Problem: In the entries below, count each line where "subtitle" appears. Give the total and nothing more.

- Opening Delimiter -

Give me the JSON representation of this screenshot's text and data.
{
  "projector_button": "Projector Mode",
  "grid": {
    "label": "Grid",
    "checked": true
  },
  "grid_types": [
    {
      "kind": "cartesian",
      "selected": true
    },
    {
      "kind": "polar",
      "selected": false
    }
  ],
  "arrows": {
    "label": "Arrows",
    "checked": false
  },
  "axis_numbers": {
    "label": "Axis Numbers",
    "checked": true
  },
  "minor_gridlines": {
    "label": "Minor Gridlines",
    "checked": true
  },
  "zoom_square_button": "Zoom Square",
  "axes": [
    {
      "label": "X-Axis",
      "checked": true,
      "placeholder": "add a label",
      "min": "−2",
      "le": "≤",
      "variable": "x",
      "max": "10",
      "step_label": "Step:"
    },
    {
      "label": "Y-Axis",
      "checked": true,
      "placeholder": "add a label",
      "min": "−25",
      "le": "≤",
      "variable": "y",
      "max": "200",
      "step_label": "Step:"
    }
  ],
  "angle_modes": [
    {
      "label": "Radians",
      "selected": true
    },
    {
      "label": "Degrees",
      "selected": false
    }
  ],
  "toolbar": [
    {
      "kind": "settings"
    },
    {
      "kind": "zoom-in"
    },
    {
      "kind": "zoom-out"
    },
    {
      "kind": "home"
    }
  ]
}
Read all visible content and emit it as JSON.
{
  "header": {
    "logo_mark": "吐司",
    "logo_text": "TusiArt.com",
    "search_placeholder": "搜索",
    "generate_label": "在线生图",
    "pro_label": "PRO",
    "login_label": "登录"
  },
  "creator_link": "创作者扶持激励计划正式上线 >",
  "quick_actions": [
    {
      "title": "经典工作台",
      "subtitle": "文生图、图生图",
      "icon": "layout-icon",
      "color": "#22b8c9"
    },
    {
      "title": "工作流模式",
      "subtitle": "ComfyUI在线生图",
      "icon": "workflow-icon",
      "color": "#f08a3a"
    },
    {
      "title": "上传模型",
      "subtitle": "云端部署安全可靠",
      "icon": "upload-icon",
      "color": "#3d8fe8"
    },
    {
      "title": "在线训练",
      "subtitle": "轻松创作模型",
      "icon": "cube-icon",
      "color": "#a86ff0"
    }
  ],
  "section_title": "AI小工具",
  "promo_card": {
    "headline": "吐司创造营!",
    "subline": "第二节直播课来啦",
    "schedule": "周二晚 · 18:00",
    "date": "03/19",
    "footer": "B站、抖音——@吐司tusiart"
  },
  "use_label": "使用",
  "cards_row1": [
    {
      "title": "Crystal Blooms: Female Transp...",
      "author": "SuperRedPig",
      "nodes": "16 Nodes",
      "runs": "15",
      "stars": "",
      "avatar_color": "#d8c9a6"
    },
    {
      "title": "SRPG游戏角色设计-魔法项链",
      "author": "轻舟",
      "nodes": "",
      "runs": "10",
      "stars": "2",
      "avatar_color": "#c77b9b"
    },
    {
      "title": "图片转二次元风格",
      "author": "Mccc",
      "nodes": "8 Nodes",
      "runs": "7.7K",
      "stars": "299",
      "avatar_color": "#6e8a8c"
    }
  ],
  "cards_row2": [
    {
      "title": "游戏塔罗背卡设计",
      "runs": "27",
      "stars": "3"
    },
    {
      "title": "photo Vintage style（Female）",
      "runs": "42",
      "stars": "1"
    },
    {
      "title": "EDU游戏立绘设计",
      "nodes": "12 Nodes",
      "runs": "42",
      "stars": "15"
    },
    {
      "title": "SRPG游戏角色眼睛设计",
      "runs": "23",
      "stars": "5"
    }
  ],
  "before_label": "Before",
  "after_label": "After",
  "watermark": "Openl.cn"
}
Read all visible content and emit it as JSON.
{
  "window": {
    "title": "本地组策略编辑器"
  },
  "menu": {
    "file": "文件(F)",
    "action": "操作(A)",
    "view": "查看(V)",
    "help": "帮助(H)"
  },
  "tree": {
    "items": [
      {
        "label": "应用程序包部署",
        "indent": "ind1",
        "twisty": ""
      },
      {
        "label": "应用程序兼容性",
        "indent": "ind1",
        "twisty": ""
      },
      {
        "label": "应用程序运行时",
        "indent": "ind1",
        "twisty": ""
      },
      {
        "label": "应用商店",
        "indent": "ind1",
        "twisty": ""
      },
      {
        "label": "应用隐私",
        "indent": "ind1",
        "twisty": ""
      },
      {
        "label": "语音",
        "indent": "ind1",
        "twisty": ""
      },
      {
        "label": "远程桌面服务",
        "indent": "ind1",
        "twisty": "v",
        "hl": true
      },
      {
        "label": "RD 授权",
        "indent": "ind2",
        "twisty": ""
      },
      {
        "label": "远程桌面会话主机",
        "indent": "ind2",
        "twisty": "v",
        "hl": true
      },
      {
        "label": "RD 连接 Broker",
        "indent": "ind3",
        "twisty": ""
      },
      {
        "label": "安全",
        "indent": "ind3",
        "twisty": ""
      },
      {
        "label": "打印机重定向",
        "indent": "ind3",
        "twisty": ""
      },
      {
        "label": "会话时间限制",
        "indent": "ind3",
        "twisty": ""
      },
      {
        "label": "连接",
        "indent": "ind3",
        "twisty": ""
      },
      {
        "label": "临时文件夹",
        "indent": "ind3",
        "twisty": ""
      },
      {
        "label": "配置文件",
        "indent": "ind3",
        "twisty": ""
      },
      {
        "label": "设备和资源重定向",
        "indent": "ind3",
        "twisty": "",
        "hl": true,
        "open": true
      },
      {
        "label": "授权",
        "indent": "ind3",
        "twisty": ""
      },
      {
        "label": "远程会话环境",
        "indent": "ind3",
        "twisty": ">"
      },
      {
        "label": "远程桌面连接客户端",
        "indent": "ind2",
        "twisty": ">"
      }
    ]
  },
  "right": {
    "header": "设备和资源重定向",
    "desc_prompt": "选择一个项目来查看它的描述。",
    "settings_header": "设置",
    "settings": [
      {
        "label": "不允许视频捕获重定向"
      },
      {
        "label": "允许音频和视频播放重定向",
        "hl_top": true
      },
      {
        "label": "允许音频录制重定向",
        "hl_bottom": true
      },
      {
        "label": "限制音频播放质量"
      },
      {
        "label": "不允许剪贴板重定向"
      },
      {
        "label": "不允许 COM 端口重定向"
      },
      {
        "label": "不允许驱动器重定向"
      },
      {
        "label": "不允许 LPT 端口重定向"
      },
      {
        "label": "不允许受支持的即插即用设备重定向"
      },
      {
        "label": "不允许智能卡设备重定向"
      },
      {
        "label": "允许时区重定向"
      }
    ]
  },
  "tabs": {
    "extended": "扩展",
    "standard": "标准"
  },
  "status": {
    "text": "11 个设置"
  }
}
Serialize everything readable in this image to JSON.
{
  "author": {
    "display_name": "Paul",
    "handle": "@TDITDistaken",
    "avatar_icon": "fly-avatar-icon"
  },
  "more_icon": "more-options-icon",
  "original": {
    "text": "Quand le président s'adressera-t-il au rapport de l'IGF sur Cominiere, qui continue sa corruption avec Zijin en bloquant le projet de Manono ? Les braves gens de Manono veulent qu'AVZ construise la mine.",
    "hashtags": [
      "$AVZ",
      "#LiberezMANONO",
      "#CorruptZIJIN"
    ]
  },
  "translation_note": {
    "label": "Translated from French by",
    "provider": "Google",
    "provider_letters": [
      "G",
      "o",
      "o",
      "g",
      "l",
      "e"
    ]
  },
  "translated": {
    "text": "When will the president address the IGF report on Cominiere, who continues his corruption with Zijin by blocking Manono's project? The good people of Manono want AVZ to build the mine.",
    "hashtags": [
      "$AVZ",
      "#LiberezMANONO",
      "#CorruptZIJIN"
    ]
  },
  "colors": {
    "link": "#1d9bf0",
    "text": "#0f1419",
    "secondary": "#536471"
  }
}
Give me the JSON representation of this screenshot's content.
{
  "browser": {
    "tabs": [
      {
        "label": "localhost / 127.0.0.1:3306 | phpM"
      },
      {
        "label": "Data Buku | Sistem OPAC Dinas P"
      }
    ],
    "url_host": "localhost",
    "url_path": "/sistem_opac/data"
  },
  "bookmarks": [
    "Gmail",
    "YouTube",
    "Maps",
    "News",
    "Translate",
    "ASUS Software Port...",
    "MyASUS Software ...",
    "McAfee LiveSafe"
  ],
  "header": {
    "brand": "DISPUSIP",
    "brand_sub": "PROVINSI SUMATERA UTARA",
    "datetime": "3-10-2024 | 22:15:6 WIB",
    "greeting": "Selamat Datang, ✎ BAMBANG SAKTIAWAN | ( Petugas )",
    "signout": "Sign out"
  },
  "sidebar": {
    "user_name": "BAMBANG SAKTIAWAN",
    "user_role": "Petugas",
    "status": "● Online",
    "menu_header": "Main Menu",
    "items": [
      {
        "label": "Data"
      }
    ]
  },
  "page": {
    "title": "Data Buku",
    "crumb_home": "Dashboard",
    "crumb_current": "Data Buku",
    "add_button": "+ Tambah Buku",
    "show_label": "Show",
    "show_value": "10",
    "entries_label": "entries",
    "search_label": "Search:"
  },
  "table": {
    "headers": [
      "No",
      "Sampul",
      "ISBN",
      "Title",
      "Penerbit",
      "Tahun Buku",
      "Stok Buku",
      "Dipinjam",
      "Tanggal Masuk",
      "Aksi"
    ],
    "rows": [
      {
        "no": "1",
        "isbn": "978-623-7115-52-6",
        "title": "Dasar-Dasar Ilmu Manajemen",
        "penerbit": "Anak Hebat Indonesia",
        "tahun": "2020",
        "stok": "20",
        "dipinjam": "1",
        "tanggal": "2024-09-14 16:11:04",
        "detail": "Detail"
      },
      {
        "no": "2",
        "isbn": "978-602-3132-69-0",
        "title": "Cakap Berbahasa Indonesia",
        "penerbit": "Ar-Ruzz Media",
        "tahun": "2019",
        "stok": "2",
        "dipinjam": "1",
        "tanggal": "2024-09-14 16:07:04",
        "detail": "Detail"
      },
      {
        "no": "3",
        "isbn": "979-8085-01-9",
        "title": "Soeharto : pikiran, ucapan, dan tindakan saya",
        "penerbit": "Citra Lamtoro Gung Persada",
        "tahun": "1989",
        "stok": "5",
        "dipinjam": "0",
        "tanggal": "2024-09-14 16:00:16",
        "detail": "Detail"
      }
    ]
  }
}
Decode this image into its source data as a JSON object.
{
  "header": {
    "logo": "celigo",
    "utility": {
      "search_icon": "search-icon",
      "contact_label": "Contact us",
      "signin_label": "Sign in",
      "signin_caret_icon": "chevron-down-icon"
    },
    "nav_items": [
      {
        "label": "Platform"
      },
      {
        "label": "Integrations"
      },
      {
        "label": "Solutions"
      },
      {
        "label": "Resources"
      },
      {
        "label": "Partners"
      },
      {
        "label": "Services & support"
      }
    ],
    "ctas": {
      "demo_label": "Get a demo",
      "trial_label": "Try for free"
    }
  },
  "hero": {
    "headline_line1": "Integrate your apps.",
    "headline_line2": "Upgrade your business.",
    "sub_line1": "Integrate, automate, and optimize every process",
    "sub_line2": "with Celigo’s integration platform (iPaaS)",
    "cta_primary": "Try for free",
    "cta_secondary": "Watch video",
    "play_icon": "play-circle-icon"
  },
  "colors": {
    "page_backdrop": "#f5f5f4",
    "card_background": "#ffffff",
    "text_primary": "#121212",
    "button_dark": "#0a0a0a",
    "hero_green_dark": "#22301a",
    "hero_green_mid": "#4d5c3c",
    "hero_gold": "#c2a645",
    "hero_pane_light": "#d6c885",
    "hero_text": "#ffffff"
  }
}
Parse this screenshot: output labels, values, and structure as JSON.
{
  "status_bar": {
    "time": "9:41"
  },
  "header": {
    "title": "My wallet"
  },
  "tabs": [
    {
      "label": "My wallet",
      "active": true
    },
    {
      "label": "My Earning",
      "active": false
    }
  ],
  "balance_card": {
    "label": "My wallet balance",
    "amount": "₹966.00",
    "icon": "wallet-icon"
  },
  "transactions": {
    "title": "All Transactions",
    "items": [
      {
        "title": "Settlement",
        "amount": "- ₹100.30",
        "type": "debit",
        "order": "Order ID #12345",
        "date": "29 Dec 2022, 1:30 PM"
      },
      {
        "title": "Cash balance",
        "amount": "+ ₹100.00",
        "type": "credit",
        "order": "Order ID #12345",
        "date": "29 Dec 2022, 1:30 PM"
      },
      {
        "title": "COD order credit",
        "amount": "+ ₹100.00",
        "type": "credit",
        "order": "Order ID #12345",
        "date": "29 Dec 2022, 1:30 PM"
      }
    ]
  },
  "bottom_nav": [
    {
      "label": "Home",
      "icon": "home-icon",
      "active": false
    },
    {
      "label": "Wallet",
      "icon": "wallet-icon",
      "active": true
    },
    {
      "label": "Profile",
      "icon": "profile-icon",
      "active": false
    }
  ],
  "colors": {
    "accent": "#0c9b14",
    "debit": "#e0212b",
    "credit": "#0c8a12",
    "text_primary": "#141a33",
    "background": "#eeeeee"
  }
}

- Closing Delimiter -

Result for this exercise: 4